The results of a retrospective clinical evaluation concerning 434 cases of oral carcinomas treated with radiotherapy from January 1959 to December 1967 are presented. The analysis of the results obtained shows that radiotherapy alone may offer a reasonable possibility of success in limited lesions (68.3% 5-year survival of Stage I patients). In more advanced local cases, and especially those with regional adenopathies, radiotherapy alone cannot consistently control the disease for a long period of time; 5-year survival from the onset of treatment was respectively 36.5% and 24.5% for Stage II and III cases. Moreover, if contralateral or bilateral metastatic adenopathies or fixed lymph nodes are present, the prognosis becomes dramatic (2.6% 5-year survival of Stage IV patients). Among the irradiation techniques currently available, curietherapy (interstitial applications or surface molds) presumably offers the best possibility of success, since the observed failures, both overall and stage by stage, are inferior. Radiotherapy alone may generally be of proven efficacy if the local or locoregional extension is limited. In more advanced cases a combined surgery-chemotherapy treatment method is recommended.

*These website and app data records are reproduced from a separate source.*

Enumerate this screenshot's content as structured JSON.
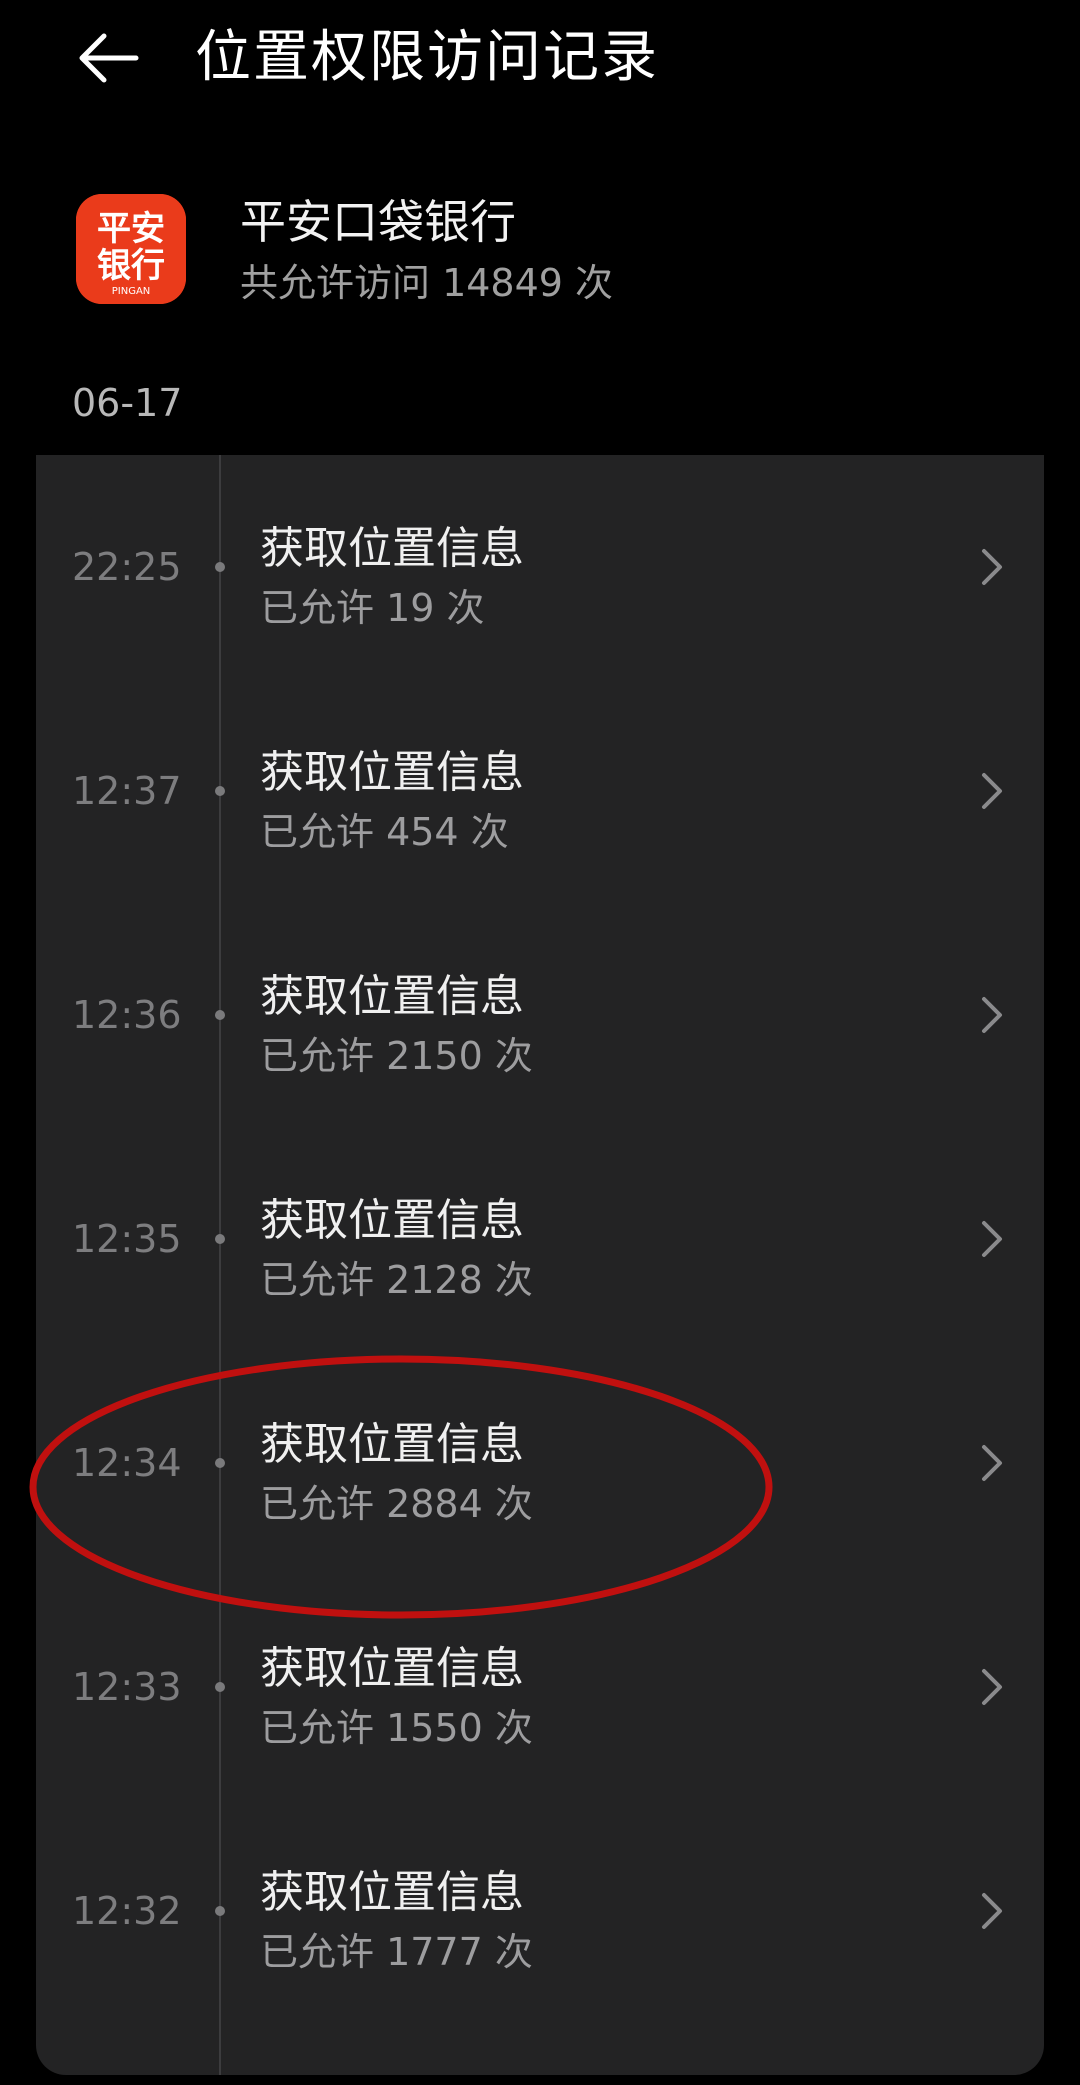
{
  "header": {
    "title": "位置权限访问记录",
    "back_icon": "arrow-left-icon"
  },
  "app": {
    "name": "平安口袋银行",
    "count_text": "共允许访问 14849 次",
    "logo": {
      "line1": "平安",
      "line2": "银行",
      "caption": "PINGAN",
      "color": "#ea3b1b"
    }
  },
  "date": "06-17",
  "records": [
    {
      "time": "22:25",
      "title": "获取位置信息",
      "subtitle": "已允许 19 次"
    },
    {
      "time": "12:37",
      "title": "获取位置信息",
      "subtitle": "已允许 454 次"
    },
    {
      "time": "12:36",
      "title": "获取位置信息",
      "subtitle": "已允许 2150 次"
    },
    {
      "time": "12:35",
      "title": "获取位置信息",
      "subtitle": "已允许 2128 次"
    },
    {
      "time": "12:34",
      "title": "获取位置信息",
      "subtitle": "已允许 2884 次",
      "highlighted": true
    },
    {
      "time": "12:33",
      "title": "获取位置信息",
      "subtitle": "已允许 1550 次"
    },
    {
      "time": "12:32",
      "title": "获取位置信息",
      "subtitle": "已允许 1777 次"
    }
  ],
  "colors": {
    "background": "#000000",
    "card": "#232324",
    "annotation": "#c0100f"
  }
}
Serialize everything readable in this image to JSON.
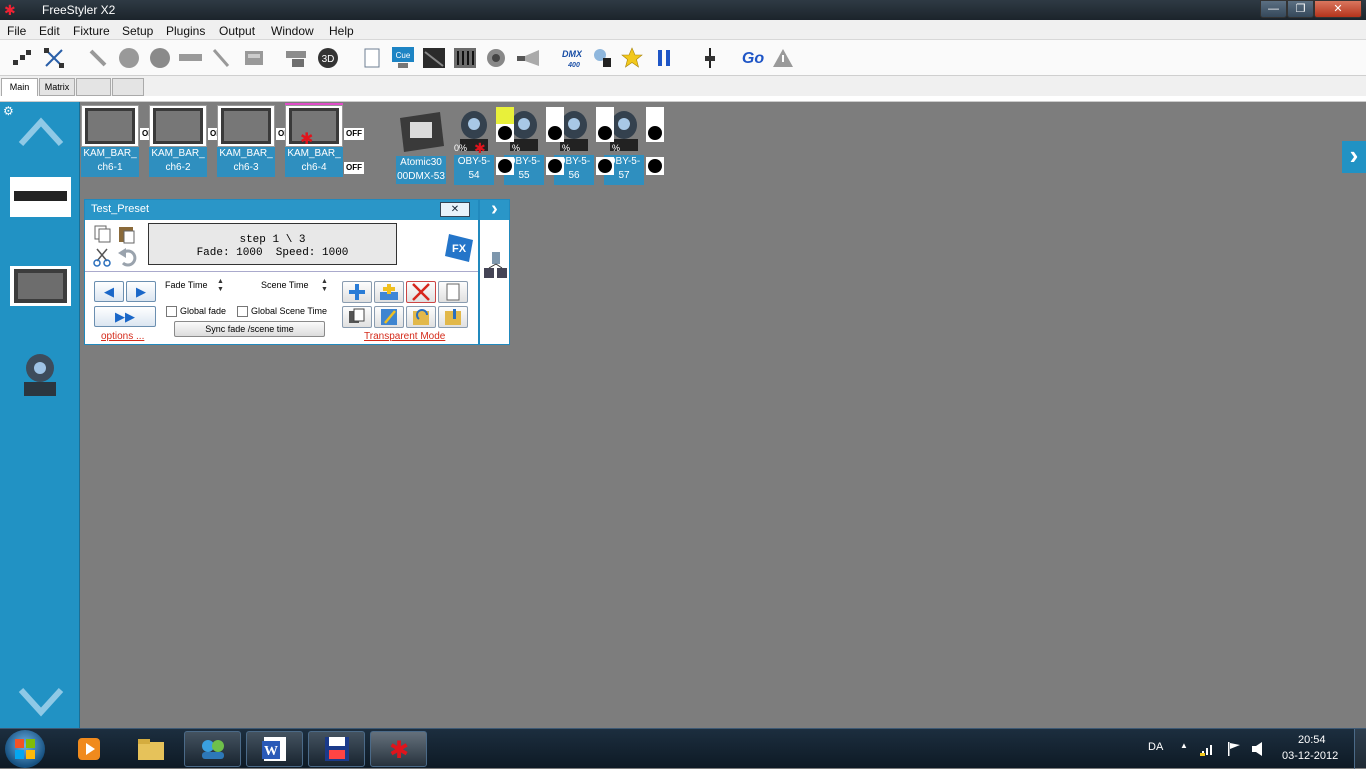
{
  "window": {
    "title": "FreeStyler X2",
    "minimize": "—",
    "maximize": "❐",
    "close": "✕"
  },
  "menu": [
    "File",
    "Edit",
    "Fixture",
    "Setup",
    "Plugins",
    "Output",
    "Window",
    "Help"
  ],
  "toolbar": {
    "icons": [
      "group-icon",
      "ungroup-icon",
      "wrench-icon",
      "circle-icon",
      "circle-gray-icon",
      "truss-icon",
      "pen-icon",
      "monitor-icon",
      "stack-icon",
      "3d-icon",
      "blank-page-icon",
      "cue-icon",
      "console-icon",
      "faders-icon",
      "speaker-icon",
      "horn-icon",
      "dmx-icon",
      "pointer-icon",
      "star-icon",
      "pause-icon",
      "fader-icon",
      "go-icon",
      "warning-icon"
    ],
    "cue_label": "Cue",
    "dmx_label": "DMX",
    "dmx_sub": "400",
    "three_d_label": "3D",
    "go_label": "Go"
  },
  "tabs": [
    "Main",
    "Matrix",
    "",
    ""
  ],
  "fixtures": [
    {
      "name1": "KAM_BAR_",
      "name2": "ch6-1",
      "off": "OFF",
      "sel": false
    },
    {
      "name1": "KAM_BAR_",
      "name2": "ch6-2",
      "off": "OFF",
      "sel": false
    },
    {
      "name1": "KAM_BAR_",
      "name2": "ch6-3",
      "off": "OFF",
      "sel": false
    },
    {
      "name1": "KAM_BAR_",
      "name2": "ch6-4",
      "off": "OFF",
      "sel": true
    }
  ],
  "strobe": {
    "name1": "Atomic30",
    "name2": "00DMX-53"
  },
  "movers": [
    {
      "name1": "OBY-5-",
      "name2": "54",
      "pct": "0%"
    },
    {
      "name1": "OBY-5-",
      "name2": "55",
      "pct": "%"
    },
    {
      "name1": "OBY-5-",
      "name2": "56",
      "pct": "%"
    },
    {
      "name1": "OBY-5-",
      "name2": "57",
      "pct": "%"
    }
  ],
  "preset": {
    "title": "Test_Preset",
    "close": "✕",
    "fx_label": "FX",
    "display_line1": "step 1 \\ 3",
    "display_line2": "Fade: 1000  Speed: 1000",
    "fade_time_label": "Fade Time",
    "scene_time_label": "Scene Time",
    "global_fade_label": "Global fade",
    "global_scene_time_label": "Global Scene Time",
    "sync_button": "Sync fade /scene time",
    "options_link": "options ...",
    "transparent_link": "Transparent Mode"
  },
  "side_panel": {
    "expand": "›"
  },
  "right_arrow": "›",
  "taskbar": {
    "lang": "DA",
    "time": "20:54",
    "date": "03-12-2012",
    "apps": [
      "media-player-icon",
      "explorer-icon",
      "messenger-icon",
      "word-icon",
      "floppy-icon",
      "freestyler-icon"
    ],
    "word_label": "W"
  },
  "colors": {
    "accent": "#2192c4",
    "canvas": "#7d7d7d",
    "link": "#d42a1a",
    "swatch_yellow": "#e8f03a",
    "stage_highlight": "#e04cc8"
  }
}
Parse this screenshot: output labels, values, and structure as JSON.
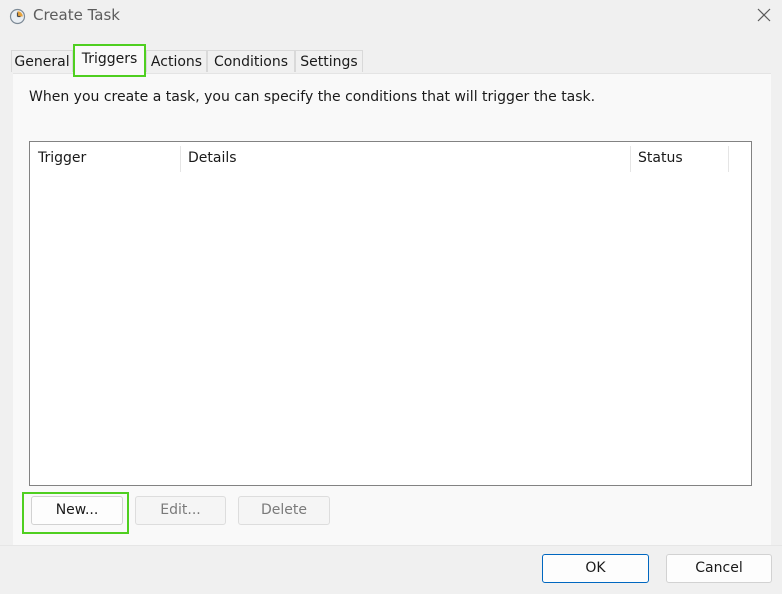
{
  "window": {
    "title": "Create Task",
    "icon": "scheduler-clock-icon",
    "close_icon": "close-icon"
  },
  "tabs": [
    {
      "label": "General",
      "active": false
    },
    {
      "label": "Triggers",
      "active": true
    },
    {
      "label": "Actions",
      "active": false
    },
    {
      "label": "Conditions",
      "active": false
    },
    {
      "label": "Settings",
      "active": false
    }
  ],
  "triggers_page": {
    "instruction": "When you create a task, you can specify the conditions that will trigger the task.",
    "columns": [
      "Trigger",
      "Details",
      "Status"
    ],
    "rows": [],
    "buttons": {
      "new": "New...",
      "edit": "Edit...",
      "delete": "Delete"
    }
  },
  "dialog_buttons": {
    "ok": "OK",
    "cancel": "Cancel"
  },
  "colors": {
    "highlight": "#4fcf20",
    "ok_border": "#0067c0"
  }
}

The criteria for a combined therapeutic approach for these tumors are also discussed.
|Number of pages||11|
|Publication status||Published - 1978|
ASJC Scopus subject areas
- Cancer Research